MODE=3 if Pm ³ 7,0 for all m (99)

#### 4.1.8.5 Closed loop lag search

From the selected frame lag trajectory, develop a list of lags to be searched closed loop. At each subframe, three allowable lag levels centred around the subframe lag, specified by the selected frame lag trajectory, will be searched. If the lag points to the lowest or the highest level in the table of quantized lag values, only two closed loop lag evaluations will be done at that subframe, with the lag outside the quantizer range being eliminated from consideration.

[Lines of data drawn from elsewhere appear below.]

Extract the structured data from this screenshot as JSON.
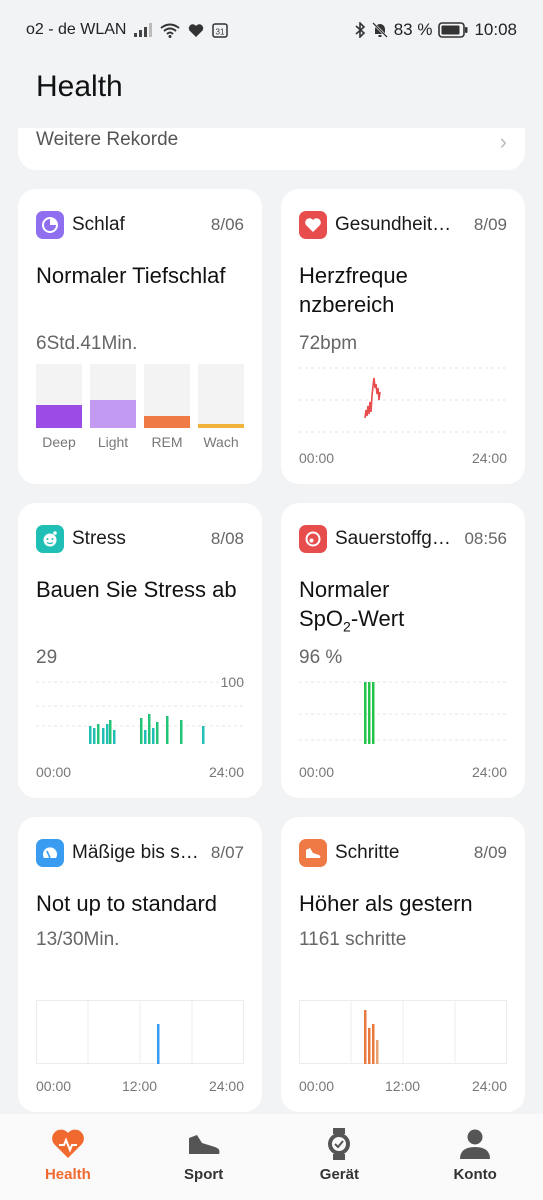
{
  "status_bar": {
    "carrier": "o2 - de WLAN",
    "calendar_day": "31",
    "battery_percent": "83 %",
    "time": "10:08"
  },
  "header": {
    "title": "Health"
  },
  "records": {
    "label": "Weitere Rekorde"
  },
  "cards": {
    "sleep": {
      "name": "Schlaf",
      "date": "8/06",
      "status": "Normaler Tiefschlaf",
      "value": "6Std.41Min.",
      "accent": "#8f6ef0",
      "stages": [
        {
          "label": "Deep",
          "level": 0.36,
          "color": "#9b4be6"
        },
        {
          "label": "Light",
          "level": 0.44,
          "color": "#c39af2"
        },
        {
          "label": "REM",
          "level": 0.18,
          "color": "#f07a45"
        },
        {
          "label": "Wach",
          "level": 0.06,
          "color": "#f2b33a"
        }
      ]
    },
    "heart": {
      "name": "Gesundheit…",
      "date": "8/09",
      "status": "Herzfrequenzbereich",
      "value": "72bpm",
      "accent": "#e84d4d",
      "axis_start": "00:00",
      "axis_end": "24:00"
    },
    "stress": {
      "name": "Stress",
      "date": "8/08",
      "status": "Bauen Sie Stress ab",
      "value": "29",
      "accent": "#1fbfb6",
      "axis_max": "100",
      "axis_start": "00:00",
      "axis_end": "24:00"
    },
    "spo2": {
      "name": "Sauerstoffg…",
      "date": "08:56",
      "status_line1": "Normaler",
      "status_line2_main": "SpO",
      "status_line2_sub": "2",
      "status_line2_end": "-Wert",
      "value": "96 %",
      "accent": "#e84d4d",
      "axis_start": "00:00",
      "axis_end": "24:00"
    },
    "activity": {
      "name": "Mäßige bis s…",
      "date": "8/07",
      "status": "Not up to standard",
      "value": "13/30Min.",
      "accent": "#3a9cf0",
      "axis_start": "00:00",
      "axis_mid": "12:00",
      "axis_end": "24:00"
    },
    "steps": {
      "name": "Schritte",
      "date": "8/09",
      "status": "Höher als gestern",
      "value": "1161 schritte",
      "accent": "#f07a45",
      "axis_start": "00:00",
      "axis_mid": "12:00",
      "axis_end": "24:00"
    }
  },
  "tabs": [
    {
      "label": "Health",
      "icon": "heart-icon",
      "active": true
    },
    {
      "label": "Sport",
      "icon": "shoe-icon",
      "active": false
    },
    {
      "label": "Gerät",
      "icon": "watch-icon",
      "active": false
    },
    {
      "label": "Konto",
      "icon": "person-icon",
      "active": false
    }
  ]
}
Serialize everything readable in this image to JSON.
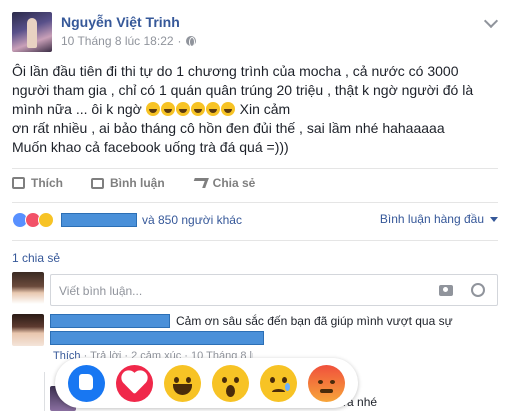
{
  "post": {
    "author": "Nguyễn Việt Trinh",
    "timestamp": "10 Tháng 8 lúc 18:22",
    "text_lines": [
      "Ôi lần đầu tiên đi thi tự do 1 chương trình của mocha , cả nước có 3000",
      "người tham gia , chỉ có 1 quán quân trúng 20 triệu , thật k ngờ người đó là",
      "mình nữa ... ôi k ngờ",
      "Xin cảm",
      "ơn rất nhiều , ai bảo tháng cô hồn đen đủi thế , sai lầm nhé hahaaaaa",
      "Muốn khao cả facebook uống trà đá quá =)))"
    ],
    "emoji_count": 6
  },
  "actions": {
    "like": "Thích",
    "comment": "Bình luận",
    "share": "Chia sẻ"
  },
  "reactions": {
    "others_text": "và 850 người khác",
    "sort_label": "Bình luận hàng đầu"
  },
  "shares_text": "1 chia sẻ",
  "composer": {
    "placeholder": "Viết bình luận..."
  },
  "comment": {
    "text": "Cảm ơn sâu sắc đến bạn đã giúp mình vượt qua sự",
    "like_label": "Thích",
    "meta_text": "· Trả lời · 2 cảm xúc · 10 Tháng 8 lúc 18:25"
  },
  "reply_tail_text": "ưa nhé",
  "reaction_picker": [
    "like",
    "love",
    "haha",
    "wow",
    "sad",
    "angry"
  ],
  "colors": {
    "link": "#365899",
    "muted": "#90949c",
    "like_blue": "#1877f2",
    "love_red": "#f0284a",
    "emoji_yellow": "#f7c325",
    "mask_blue": "#4a90d9"
  }
}
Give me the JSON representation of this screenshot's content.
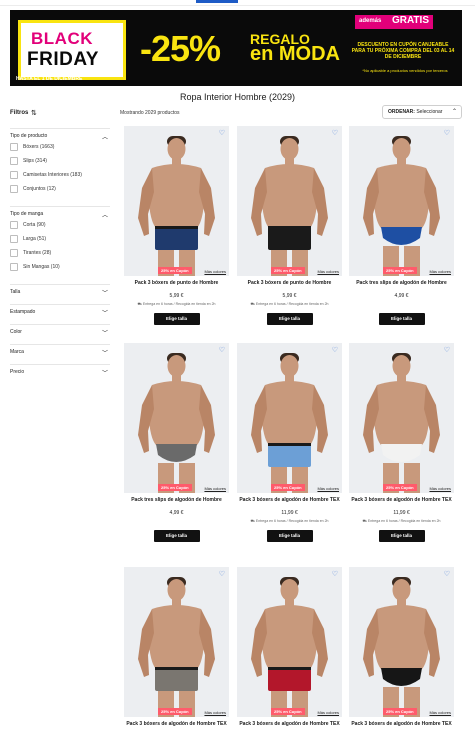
{
  "banner": {
    "bf_black": "BLACK",
    "bf_friday": "FRIDAY",
    "bf_date": "HASTA EL 1 DE DICIEMBRE",
    "discount": "-25%",
    "regalo": "REGALO",
    "moda": "en MODA",
    "badge": "además",
    "badge_gratis": "GRATIS",
    "desc": "DESCUENTO EN CUPÓN CANJEABLE PARA TU PRÓXIMA COMPRA DEL 03 AL 14 DE DICIEMBRE",
    "note": "*No aplicable a productos vendidos por terceros"
  },
  "page_title": "Ropa Interior Hombre (2029)",
  "filters_title": "Filtros",
  "showing": "Mostrando 2029 productos",
  "sort": {
    "label": "ORDENAR:",
    "value": "Seleccionar"
  },
  "facets": [
    {
      "label": "Tipo de producto",
      "open": true,
      "options": [
        "Bóxers (1663)",
        "Slips (314)",
        "Camisetas Interiores (183)",
        "Conjuntos (12)"
      ]
    },
    {
      "label": "Tipo de manga",
      "open": true,
      "options": [
        "Corta (90)",
        "Larga (51)",
        "Tirantes (28)",
        "Sin Mangas (10)"
      ]
    },
    {
      "label": "Talla",
      "open": false,
      "options": []
    },
    {
      "label": "Estampado",
      "open": false,
      "options": []
    },
    {
      "label": "Color",
      "open": false,
      "options": []
    },
    {
      "label": "Marca",
      "open": false,
      "options": []
    },
    {
      "label": "Precio",
      "open": false,
      "options": []
    }
  ],
  "product_common": {
    "tag": "25% en Cupón",
    "more_colors": "Más colores",
    "button": "Elige talla"
  },
  "products": [
    {
      "title": "Pack 3 bóxers de punto de Hombre",
      "price": "5,99 €",
      "delivery": "Entrega en 6 horas / Recogida en tienda en 2h",
      "brief": "#1f3a6d"
    },
    {
      "title": "Pack 3 bóxers de punto de Hombre",
      "price": "5,99 €",
      "delivery": "Entrega en 6 horas / Recogida en tienda en 2h",
      "brief": "#1a1a1a"
    },
    {
      "title": "Pack tres slips de algodón de Hombre",
      "price": "4,99 €",
      "delivery": "",
      "brief": "#1e4fa3"
    },
    {
      "title": "Pack tres slips de algodón de Hombre",
      "price": "4,99 €",
      "delivery": "",
      "brief": "#6a6a6a"
    },
    {
      "title": "Pack 3 bóxers de algodón de Hombre TEX",
      "price": "11,99 €",
      "delivery": "Entrega en 6 horas / Recogida en tienda en 2h",
      "brief": "#6c9fd6"
    },
    {
      "title": "Pack 3 bóxers de algodón de Hombre TEX",
      "price": "11,99 €",
      "delivery": "Entrega en 6 horas / Recogida en tienda en 2h",
      "brief": "#f2f2f2"
    },
    {
      "title": "Pack 3 bóxers de algodón de Hombre TEX",
      "price": "",
      "delivery": "",
      "brief": "#7a7670"
    },
    {
      "title": "Pack 3 bóxers de algodón de Hombre TEX",
      "price": "",
      "delivery": "",
      "brief": "#b3172b"
    },
    {
      "title": "Pack 3 bóxers de algodón de Hombre TEX",
      "price": "",
      "delivery": "",
      "brief": "#161616"
    }
  ]
}
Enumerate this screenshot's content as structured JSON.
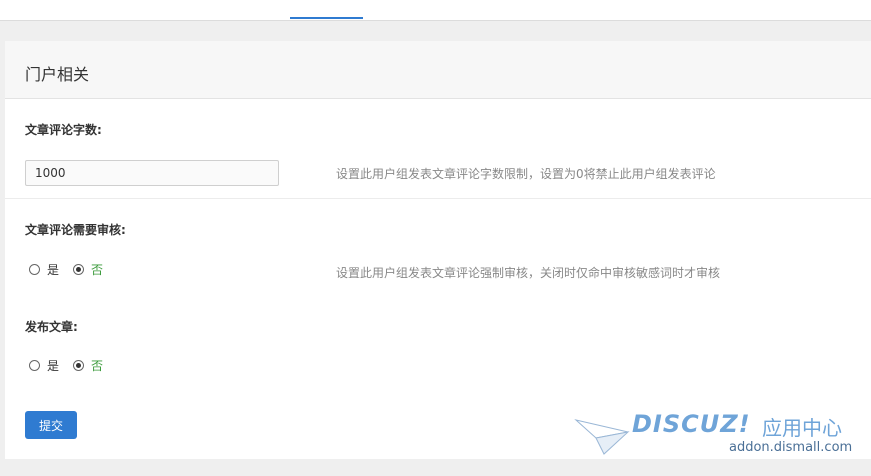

The closed loop evaluation of the subframe lags is not performed if MODE=0. What follows is a description of the construction of the output of the long term predictor (adaptive codebook) for a given, possibly fractional lag, L. Defining:

Lmax maximum possible value for long term lag L.

r(n) long term filter state; n < 0 (history of the excitation signal).

rL(n) long term filter state with adaptive codebook output for L appended.

bL(n) output of long term filter state (adaptive codebook) for lag L.

Pf order of one phase of the interpolating FIR filter (Pf = 10 except for the special case when j = 0, see below).

coefficients of jth phase of interpolating FIR filter, i=0 to i=Pf ‑1.

Ns number of samples per subframe (Ns = 40).

The sequence rL(n) is defined as:

(100)

where;

The portion of the sequence rL(n) from n=0 to n=Ns‑1 shall be calculated in order from 0 to Ns‑1, so that the necessary terms in the sum will be available. The 0th phase of the interpolating filter, , is a special case and has only one non-zero tap, so that if q is an integer, the summation reduces to the single term, rL(n-q).

The output of the codebook for lag L is just the last Ns samples in the sequence rL(n).

;0 £ n £ Ns‑1 (101)

The closed loop search minimizes the weighted error by maximizing the term , where:

(102)

(103)

The sequence b’L(n) is the zero state response of H(z) to the adaptive codebook output for lag L. The sequence p(n) is the input speech, weighted by the filter W(z), minus the zero input response of H(z). The error minimization is done over only those lags in the list supplied by the open loop search. The lag L which maximizes (C is allowed to be negative) is then chosen as the lag for the subframe.